My Trip of a Lifetime

I have just started out on my “trip of a lifetime”. Thanks to the recession there's not a great deal of architectural work on in NZ and it seemed like a good time to get away and see what I'm capable of.

Here's the outline of my itinerary:

24 July NZ to Stockholm, Sweden
28 July Gothenburg, Sweden
3 August Aarhus, Denmark
10 August Lyskil, Sweden, for Nordic Deep freediving competition
16 August Aarhus, Denmark, for AIDA individual indoor World Champs
23 August Copenhagen, Denmark
26 August Cairo, Egypt
29 August Dahab, Egypt, for Triple Depth freediving competition and general depth training
4 November Madrid, Spain
7 November Miami, USA
8 November Long Island, Bahamas, for AIDA individual depth World Champs
8 December Miami, USA
21 December Quito, Ecuador, for tours around the Galapagos Islands, Ecuador, Peru & Bolivia
7 February Buenos Aires, Argentina
11 February Santiago, Chile
23 February Arrive home

I intend to keep a bit of a trip diary going on my blog during this time, so watch this space!


The following articles have recently been published in the new NZSpearo magazine, the first is a profile on me and the second is an article I wrote describing my training principles. Click on them to enlarge.

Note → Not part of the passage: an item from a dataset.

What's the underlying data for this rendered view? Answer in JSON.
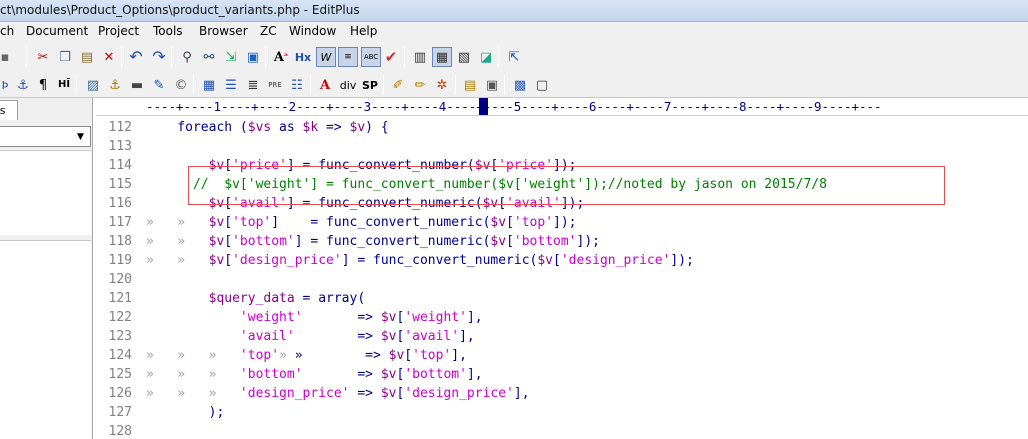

If you want copies of the magazine you can contact Mike from Ocean Hunter: The third issue has just been released and I hope to post my article from that soon.

Wellington Winter Champs 2009

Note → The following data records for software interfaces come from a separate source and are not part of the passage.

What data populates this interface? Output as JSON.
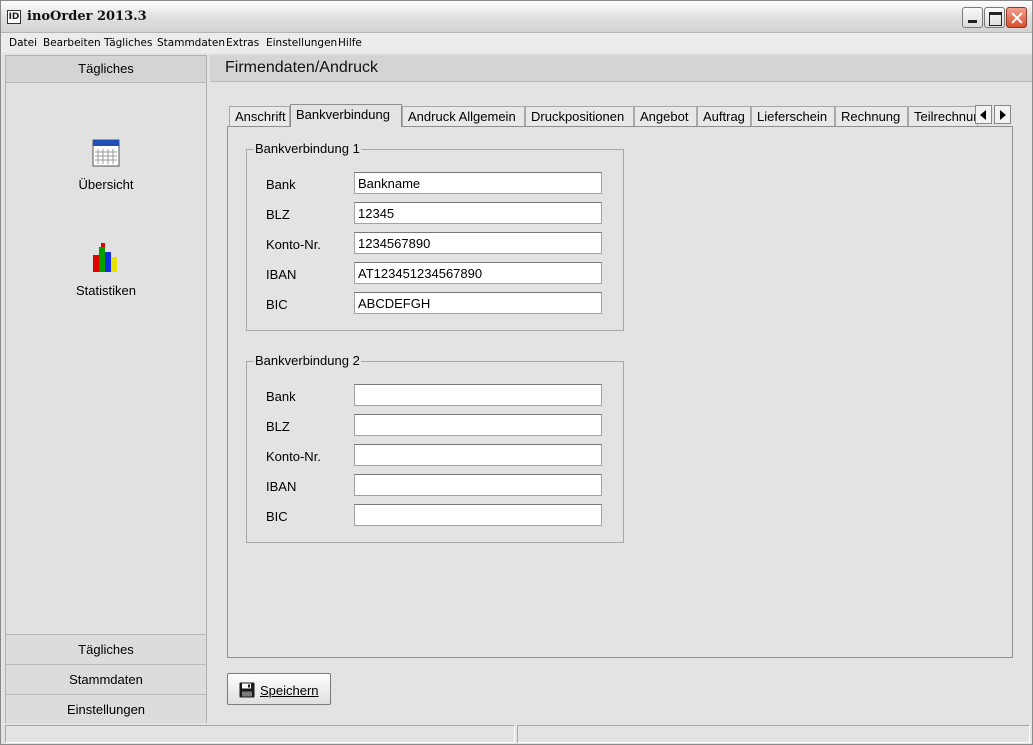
{
  "window": {
    "title": "inoOrder 2013.3"
  },
  "menu": {
    "items": [
      "Datei",
      "Bearbeiten",
      "Tägliches",
      "Stammdaten",
      "Extras",
      "Einstellungen",
      "Hilfe"
    ]
  },
  "sidebar": {
    "header": "Tägliches",
    "tiles": [
      {
        "label": "Übersicht",
        "icon": "calendar-icon"
      },
      {
        "label": "Statistiken",
        "icon": "bar-chart-icon"
      }
    ],
    "bottom_buttons": [
      "Tägliches",
      "Stammdaten",
      "Einstellungen"
    ]
  },
  "page": {
    "title": "Firmendaten/Andruck"
  },
  "tabs": {
    "items": [
      "Anschrift",
      "Bankverbindung",
      "Andruck Allgemein",
      "Druckpositionen",
      "Angebot",
      "Auftrag",
      "Lieferschein",
      "Rechnung",
      "Teilrechnung"
    ],
    "active": "Bankverbindung"
  },
  "bank1": {
    "legend": "Bankverbindung 1",
    "labels": [
      "Bank",
      "BLZ",
      "Konto-Nr.",
      "IBAN",
      "BIC"
    ],
    "values": [
      "Bankname",
      "12345",
      "1234567890",
      "AT123451234567890",
      "ABCDEFGH"
    ]
  },
  "bank2": {
    "legend": "Bankverbindung 2",
    "labels": [
      "Bank",
      "BLZ",
      "Konto-Nr.",
      "IBAN",
      "BIC"
    ],
    "values": [
      "",
      "",
      "",
      "",
      ""
    ]
  },
  "actions": {
    "save_label": "Speichern"
  },
  "colors": {
    "calendar_header": "#1f4fb3",
    "chart_bars": [
      "#e00000",
      "#00a000",
      "#1030e0",
      "#e8e000"
    ]
  }
}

Indoor freediving competition organised by the Lazy Seal Freediving Club
11-12 July, Porirua, Wellington, New Zealand
25m pool

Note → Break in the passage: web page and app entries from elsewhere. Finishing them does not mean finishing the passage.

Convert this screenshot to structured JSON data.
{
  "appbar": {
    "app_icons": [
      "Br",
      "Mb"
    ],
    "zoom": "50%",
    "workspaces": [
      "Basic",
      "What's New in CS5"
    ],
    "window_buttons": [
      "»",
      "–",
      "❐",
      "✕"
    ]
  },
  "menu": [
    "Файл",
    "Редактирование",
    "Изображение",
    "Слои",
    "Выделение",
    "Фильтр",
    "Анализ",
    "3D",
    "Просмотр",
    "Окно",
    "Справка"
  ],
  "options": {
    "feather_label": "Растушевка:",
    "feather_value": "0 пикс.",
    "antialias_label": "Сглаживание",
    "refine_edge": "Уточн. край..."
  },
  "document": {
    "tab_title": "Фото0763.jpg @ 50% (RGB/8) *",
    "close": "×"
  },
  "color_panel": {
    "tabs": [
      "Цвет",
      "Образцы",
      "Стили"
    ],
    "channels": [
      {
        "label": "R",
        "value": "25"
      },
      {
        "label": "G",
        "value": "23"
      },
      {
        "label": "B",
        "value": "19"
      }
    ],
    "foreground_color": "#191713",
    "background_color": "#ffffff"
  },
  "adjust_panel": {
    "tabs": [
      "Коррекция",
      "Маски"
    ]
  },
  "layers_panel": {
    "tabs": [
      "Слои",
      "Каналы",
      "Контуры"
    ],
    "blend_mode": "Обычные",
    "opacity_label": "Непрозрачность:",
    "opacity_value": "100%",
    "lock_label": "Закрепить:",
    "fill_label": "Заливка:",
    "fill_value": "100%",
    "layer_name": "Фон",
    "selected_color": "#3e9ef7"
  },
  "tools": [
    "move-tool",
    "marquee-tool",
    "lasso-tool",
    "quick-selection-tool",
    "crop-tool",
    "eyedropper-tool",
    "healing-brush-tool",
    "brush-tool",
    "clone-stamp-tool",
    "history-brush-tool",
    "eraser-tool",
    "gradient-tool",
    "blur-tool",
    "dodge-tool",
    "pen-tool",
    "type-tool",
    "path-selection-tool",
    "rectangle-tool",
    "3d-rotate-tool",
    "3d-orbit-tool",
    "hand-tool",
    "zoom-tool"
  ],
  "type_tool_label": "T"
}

My results:
152m dynamic without fins, national record (exceeding world record)
191m dynamic, national record

This was the fourth annual Wellington Winter Champs that I've organised with the Lazy Seal Freediving Club. We were able to choose one event per day as it suited us. The competition was fierce with Guy Brew completing a 9:03 static, the biggest breath hold ever in competition, followed closely behind by Dave Mullins' 232m dynamic without fins, exceeding his world record by 19m. Suzy Osler, who some may remember as Suzy Kensington made an exciting come back with a 188m dynamic and briefly held the national record and her world no 2 position again. Ruth Griffin smashed the dynamic British national record with 165m (in her flash new suit and hyperfin – she finally got rid of the tiny little training fins!). I managed a pretty comfortable 152m dynamic without fins exceeding my world record by 1m, and was fairly pleased. I congratulated myself with a dinner of venison, a glass of red wine and some mellowpuffs for dessert, and managed an early-ish night.

Day two I strangely felt less pressure than day one even though Suzy had now set the standard pretty high for dynamics. It was actually a very comfortable dive, and I feel my technique is finally improving. It was definitely time to come up when I did though!

Apniests' Challenge 2009

indoor freediving competition organised by the Lazy Seal Freediving Club (aka me)
16-17 May, Porirua, Wellington, New Zealand
25m pool

My results:
6'18” static
155m dynamic
151m dynamic without fins, equal to world/national record

This competition occurred just after I had finished my “break” (aka training with less intensity & motivation) before starting training for the world champs. I didn't have high expectations and just wanted to complete clean consistent performances and see how it felt to complete multiple long dives in a single day and more the next. I guess I was a little disappointed that I didn't push myself harder in the earlier dives (STA & DYN) to really see the effects of this on the third dive in just over 24 hours. The first two dives were pretty easy. I had been playing with my no fins arm technique and had not really conquered it yet – I'm a bit slow to adapt to these things so have a bit of work to do in that area to make my DNF more effective again.


It's been a while since I've found the time to update my blog I'm sorry. Life has been pretty chaotic since I arrived home from the Bahamas. I had a lot of things that needed tidying up before I left, as well as organising a couple of local pool competitions, plus I've been planning the big seven month world trip that I have now started. The blog has therefore taken a backseat for sometime unfortunately.

I'll post some things that should have been written some time ago and then update you on the current affairs.